Please repeat every line below exactly, from the first to the last.

--- Provided records Enclosed Below ---

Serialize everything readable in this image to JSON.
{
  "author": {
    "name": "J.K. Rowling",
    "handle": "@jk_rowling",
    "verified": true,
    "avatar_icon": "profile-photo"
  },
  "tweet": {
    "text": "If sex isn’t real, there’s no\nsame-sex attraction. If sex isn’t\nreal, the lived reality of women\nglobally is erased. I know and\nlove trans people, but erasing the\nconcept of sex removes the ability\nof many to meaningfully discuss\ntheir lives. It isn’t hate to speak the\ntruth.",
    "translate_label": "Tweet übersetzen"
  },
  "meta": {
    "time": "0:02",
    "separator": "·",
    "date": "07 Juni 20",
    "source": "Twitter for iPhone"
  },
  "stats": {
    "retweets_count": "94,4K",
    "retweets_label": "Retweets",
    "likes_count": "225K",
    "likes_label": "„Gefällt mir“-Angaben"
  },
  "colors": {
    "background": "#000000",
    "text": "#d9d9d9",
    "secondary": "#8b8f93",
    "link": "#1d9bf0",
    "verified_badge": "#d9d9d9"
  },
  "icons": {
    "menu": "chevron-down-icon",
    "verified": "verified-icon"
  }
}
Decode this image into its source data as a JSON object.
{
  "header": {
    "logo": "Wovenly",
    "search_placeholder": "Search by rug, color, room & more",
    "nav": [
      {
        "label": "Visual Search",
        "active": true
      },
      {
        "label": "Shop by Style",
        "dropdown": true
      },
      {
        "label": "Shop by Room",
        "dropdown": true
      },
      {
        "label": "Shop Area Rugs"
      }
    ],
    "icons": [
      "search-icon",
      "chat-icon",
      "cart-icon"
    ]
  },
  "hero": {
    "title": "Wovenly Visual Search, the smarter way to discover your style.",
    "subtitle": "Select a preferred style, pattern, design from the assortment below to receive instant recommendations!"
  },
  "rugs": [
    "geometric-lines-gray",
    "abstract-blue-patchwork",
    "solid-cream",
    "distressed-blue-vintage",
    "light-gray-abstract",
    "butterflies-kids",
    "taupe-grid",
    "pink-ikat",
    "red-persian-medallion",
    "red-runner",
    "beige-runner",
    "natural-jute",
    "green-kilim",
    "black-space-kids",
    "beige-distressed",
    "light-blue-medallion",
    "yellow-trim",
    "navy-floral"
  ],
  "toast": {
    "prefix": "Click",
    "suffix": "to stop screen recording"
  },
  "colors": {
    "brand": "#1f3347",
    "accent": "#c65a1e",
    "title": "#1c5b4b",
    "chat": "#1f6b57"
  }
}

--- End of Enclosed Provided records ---

▶ **Exercise solution**:
Serialize everything readable in this image to JSON.
{
  "author": {
    "name": "J.K. Rowling",
    "handle": "@jk_rowling",
    "verified": true,
    "avatar_icon": "profile-photo"
  },
  "tweet": {
    "text": "If sex isn’t real, there’s no\nsame-sex attraction. If sex isn’t\nreal, the lived reality of women\nglobally is erased. I know and\nlove trans people, but erasing the\nconcept of sex removes the ability\nof many to meaningfully discuss\ntheir lives. It isn’t hate to speak the\ntruth.",
    "translate_label": "Tweet übersetzen"
  },
  "meta": {
    "time": "0:02",
    "separator": "·",
    "date": "07 Juni 20",
    "source": "Twitter for iPhone"
  },
  "stats": {
    "retweets_count": "94,4K",
    "retweets_label": "Retweets",
    "likes_count": "225K",
    "likes_label": "„Gefällt mir“-Angaben"
  },
  "colors": {
    "background": "#000000",
    "text": "#d9d9d9",
    "secondary": "#8b8f93",
    "link": "#1d9bf0",
    "verified_badge": "#d9d9d9"
  },
  "icons": {
    "menu": "chevron-down-icon",
    "verified": "verified-icon"
  }
}
Decode this image into its source data as a JSON object.
{
  "header": {
    "logo": "Wovenly",
    "search_placeholder": "Search by rug, color, room & more",
    "nav": [
      {
        "label": "Visual Search",
        "active": true
      },
      {
        "label": "Shop by Style",
        "dropdown": true
      },
      {
        "label": "Shop by Room",
        "dropdown": true
      },
      {
        "label": "Shop Area Rugs"
      }
    ],
    "icons": [
      "search-icon",
      "chat-icon",
      "cart-icon"
    ]
  },
  "hero": {
    "title": "Wovenly Visual Search, the smarter way to discover your style.",
    "subtitle": "Select a preferred style, pattern, design from the assortment below to receive instant recommendations!"
  },
  "rugs": [
    "geometric-lines-gray",
    "abstract-blue-patchwork",
    "solid-cream",
    "distressed-blue-vintage",
    "light-gray-abstract",
    "butterflies-kids",
    "taupe-grid",
    "pink-ikat",
    "red-persian-medallion",
    "red-runner",
    "beige-runner",
    "natural-jute",
    "green-kilim",
    "black-space-kids",
    "beige-distressed",
    "light-blue-medallion",
    "yellow-trim",
    "navy-floral"
  ],
  "toast": {
    "prefix": "Click",
    "suffix": "to stop screen recording"
  },
  "colors": {
    "brand": "#1f3347",
    "accent": "#c65a1e",
    "title": "#1c5b4b",
    "chat": "#1f6b57"
  }
}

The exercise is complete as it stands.